=== Begin Enclosure ===

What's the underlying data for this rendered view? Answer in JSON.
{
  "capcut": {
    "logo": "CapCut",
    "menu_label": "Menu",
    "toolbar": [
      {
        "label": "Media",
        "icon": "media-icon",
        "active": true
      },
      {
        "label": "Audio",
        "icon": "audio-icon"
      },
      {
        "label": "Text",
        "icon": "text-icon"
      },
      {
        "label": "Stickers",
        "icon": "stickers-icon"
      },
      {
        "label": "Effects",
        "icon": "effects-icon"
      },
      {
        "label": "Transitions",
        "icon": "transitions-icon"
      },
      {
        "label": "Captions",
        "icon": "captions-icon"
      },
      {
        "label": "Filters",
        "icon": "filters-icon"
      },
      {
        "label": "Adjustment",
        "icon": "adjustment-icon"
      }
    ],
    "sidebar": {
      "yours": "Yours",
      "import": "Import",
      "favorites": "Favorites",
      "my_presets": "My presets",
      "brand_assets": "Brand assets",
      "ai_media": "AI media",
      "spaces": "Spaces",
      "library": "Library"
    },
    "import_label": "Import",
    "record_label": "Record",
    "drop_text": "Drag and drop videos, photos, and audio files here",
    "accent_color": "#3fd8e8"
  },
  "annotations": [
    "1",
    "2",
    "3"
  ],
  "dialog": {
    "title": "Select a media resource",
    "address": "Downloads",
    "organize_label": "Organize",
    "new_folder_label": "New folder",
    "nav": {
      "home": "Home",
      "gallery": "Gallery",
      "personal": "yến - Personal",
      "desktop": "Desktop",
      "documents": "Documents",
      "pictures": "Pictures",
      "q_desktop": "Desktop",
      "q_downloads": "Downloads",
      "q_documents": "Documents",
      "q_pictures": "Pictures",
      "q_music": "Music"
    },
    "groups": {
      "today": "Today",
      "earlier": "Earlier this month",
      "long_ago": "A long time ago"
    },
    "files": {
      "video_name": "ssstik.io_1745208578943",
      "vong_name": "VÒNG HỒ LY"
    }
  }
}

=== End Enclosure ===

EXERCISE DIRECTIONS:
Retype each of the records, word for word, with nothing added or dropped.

EXERCISE ANSWER:
What's the underlying data for this rendered view? Answer in JSON.
{
  "capcut": {
    "logo": "CapCut",
    "menu_label": "Menu",
    "toolbar": [
      {
        "label": "Media",
        "icon": "media-icon",
        "active": true
      },
      {
        "label": "Audio",
        "icon": "audio-icon"
      },
      {
        "label": "Text",
        "icon": "text-icon"
      },
      {
        "label": "Stickers",
        "icon": "stickers-icon"
      },
      {
        "label": "Effects",
        "icon": "effects-icon"
      },
      {
        "label": "Transitions",
        "icon": "transitions-icon"
      },
      {
        "label": "Captions",
        "icon": "captions-icon"
      },
      {
        "label": "Filters",
        "icon": "filters-icon"
      },
      {
        "label": "Adjustment",
        "icon": "adjustment-icon"
      }
    ],
    "sidebar": {
      "yours": "Yours",
      "import": "Import",
      "favorites": "Favorites",
      "my_presets": "My presets",
      "brand_assets": "Brand assets",
      "ai_media": "AI media",
      "spaces": "Spaces",
      "library": "Library"
    },
    "import_label": "Import",
    "record_label": "Record",
    "drop_text": "Drag and drop videos, photos, and audio files here",
    "accent_color": "#3fd8e8"
  },
  "annotations": [
    "1",
    "2",
    "3"
  ],
  "dialog": {
    "title": "Select a media resource",
    "address": "Downloads",
    "organize_label": "Organize",
    "new_folder_label": "New folder",
    "nav": {
      "home": "Home",
      "gallery": "Gallery",
      "personal": "yến - Personal",
      "desktop": "Desktop",
      "documents": "Documents",
      "pictures": "Pictures",
      "q_desktop": "Desktop",
      "q_downloads": "Downloads",
      "q_documents": "Documents",
      "q_pictures": "Pictures",
      "q_music": "Music"
    },
    "groups": {
      "today": "Today",
      "earlier": "Earlier this month",
      "long_ago": "A long time ago"
    },
    "files": {
      "video_name": "ssstik.io_1745208578943",
      "vong_name": "VÒNG HỒ LY"
    }
  }
}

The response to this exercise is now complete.